You May Have a Civil Rights Lawsuit Under Section 1983
If a code enforcement official, such as a code inspector or building inspector, violates your rights, you may be able to sue them under federal law. 42 U.S.C. section 1983 creates a civil rights claim you can file in either state or federal court against a code enforcement officer for violating your rights.
In order to prevail in court, you need to show two things:
- The code enforcement officer violated your federal rights
- The code enforcement officer was acting under color of law
We have already discussed two rights you have, that a code enforcement officer might violate. The phrase “color of law" refers to the conduct at issue: the officer must be acting on behalf of the state. This happens if the officer is doing their job for the purposes of their job at the time they violate your rights. If they are off the clock, they wouldn't be acting on behalf of the state and you wouldn't be able to file a section 1983 claim.
The problem with suing a code enforcement officer, however, is that they have a powerful defense to a section 1983 lawsuit called qualified immunity. In general, a code official is immune from suit, meaning they can't be sued, unless they violate a clearly established right of which a reasonable person would have known.
Courts have construed the phrase “clearly established right" very narrowly. You essentially need to show that the controlling authority, which is a higher court in your jurisdiction, has previously ruled that the same conduct was illegal. This can be difficult to do, making it challenging to win a case against the code enforcement officer themselves.
Sue the Local Government Instead
The local government itself is not entitled to rely on qualified immunity. You would be able to sue the local government that employs the code enforcement officer if you can show that the code enforcement officer, while following enforcement procedures according to the city code, violated your rights.
You Don't Have to Sue – You Have Other Options
You don't have to file a lawsuit, however.

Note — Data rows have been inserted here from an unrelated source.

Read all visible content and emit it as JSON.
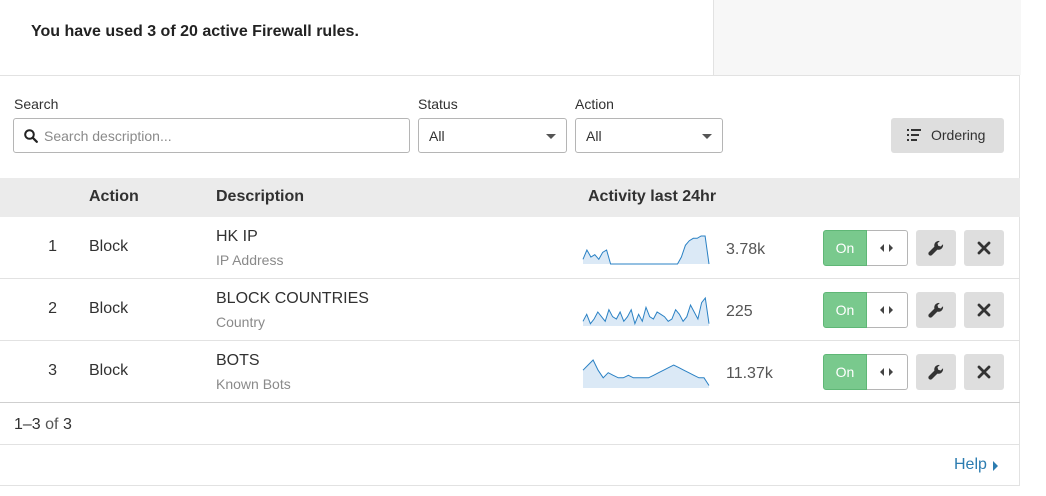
{
  "usage": {
    "prefix": "You have used",
    "used": "3",
    "of_word": "of",
    "limit": "20",
    "suffix": "active Firewall rules."
  },
  "filters": {
    "search_label": "Search",
    "search_placeholder": "Search description...",
    "search_value": "",
    "status_label": "Status",
    "status_value": "All",
    "action_label": "Action",
    "action_value": "All",
    "ordering_label": "Ordering"
  },
  "table": {
    "headers": {
      "action": "Action",
      "description": "Description",
      "activity": "Activity last 24hr"
    },
    "rows": [
      {
        "priority": "1",
        "action": "Block",
        "description": "HK IP",
        "type": "IP Address",
        "activity_count": "3.78k",
        "toggle_label": "On",
        "enabled": true,
        "activity": [
          2,
          6,
          3,
          4,
          2,
          5,
          6,
          0,
          0,
          0,
          0,
          0,
          0,
          0,
          0,
          0,
          0,
          0,
          0,
          0,
          0,
          0,
          0,
          0,
          0,
          3,
          8,
          10,
          11,
          11,
          12,
          12,
          0
        ]
      },
      {
        "priority": "2",
        "action": "Block",
        "description": "BLOCK COUNTRIES",
        "type": "Country",
        "activity_count": "225",
        "toggle_label": "On",
        "enabled": true,
        "activity": [
          2,
          5,
          1,
          3,
          6,
          4,
          2,
          7,
          4,
          3,
          6,
          2,
          4,
          7,
          1,
          5,
          2,
          8,
          4,
          3,
          6,
          5,
          4,
          2,
          3,
          7,
          5,
          2,
          4,
          9,
          6,
          3,
          10,
          12,
          1
        ]
      },
      {
        "priority": "3",
        "action": "Block",
        "description": "BOTS",
        "type": "Known Bots",
        "activity_count": "11.37k",
        "toggle_label": "On",
        "enabled": true,
        "activity": [
          7,
          9,
          11,
          7,
          4,
          6,
          5,
          4,
          4,
          5,
          4,
          4,
          4,
          4,
          5,
          6,
          7,
          8,
          9,
          8,
          7,
          6,
          5,
          4,
          4,
          1
        ]
      }
    ]
  },
  "pager": {
    "range": "1–3",
    "of_word": "of",
    "total": "3"
  },
  "footer": {
    "help_label": "Help"
  },
  "colors": {
    "accent": "#2c7cb0",
    "toggle_on": "#79c98d",
    "spark_line": "#2a81c4",
    "spark_fill": "#dbe9f6"
  },
  "icons": {
    "search": "search-icon",
    "ordering": "list-icon",
    "drag": "drag-handle-icon",
    "edit": "wrench-icon",
    "delete": "close-icon",
    "help": "caret-right-icon"
  }
}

Your first is to challenge the issuance of the citation before your local code enforcement board. The enforcement procedures vary depending on where you are, but you may be able to respond to the alleged violation by raising the violation of your rights as a defense to the citation.
You don't have the same rights in an administrative enforcement proceeding as you would in a criminal proceeding, but you may be able to persuade the code officers to drop their enforcement action.
You could also file an administrative complaint. The procedures for this vary from municipality to municipality. In general, you submit a formal complaint with the code officer's employer, just like you would submit complaints against individual police officers with the police department. A supervisor will consider the complaint and get back to you within a reasonable time period, such as 14 business days, with their determination.
You may be able to get them to drop the citation without having to go through an enforcement proceeding. That way, you may avoid having to pay a civil penalty for a potential violation. You will have less luck, however, if you have been cited for repeat violations.
A Civil Rights Lawyer Can Help
These civil rights cases can seem straightforward, but they can often get very complicated. They are dependent upon the specific facts of any given case and, if qualified immunity is involved, you have a fair amount of legal research in front of you before you can even file your lawsuit.
An experienced civil rights attorney would be able to give you additional information and advise you about your particular situation. They can help you decide whether you have a valid legal claim that is worth pursuing in court. There are also lawyers who focus on state and local law who may be able to help you when dealing with your local government.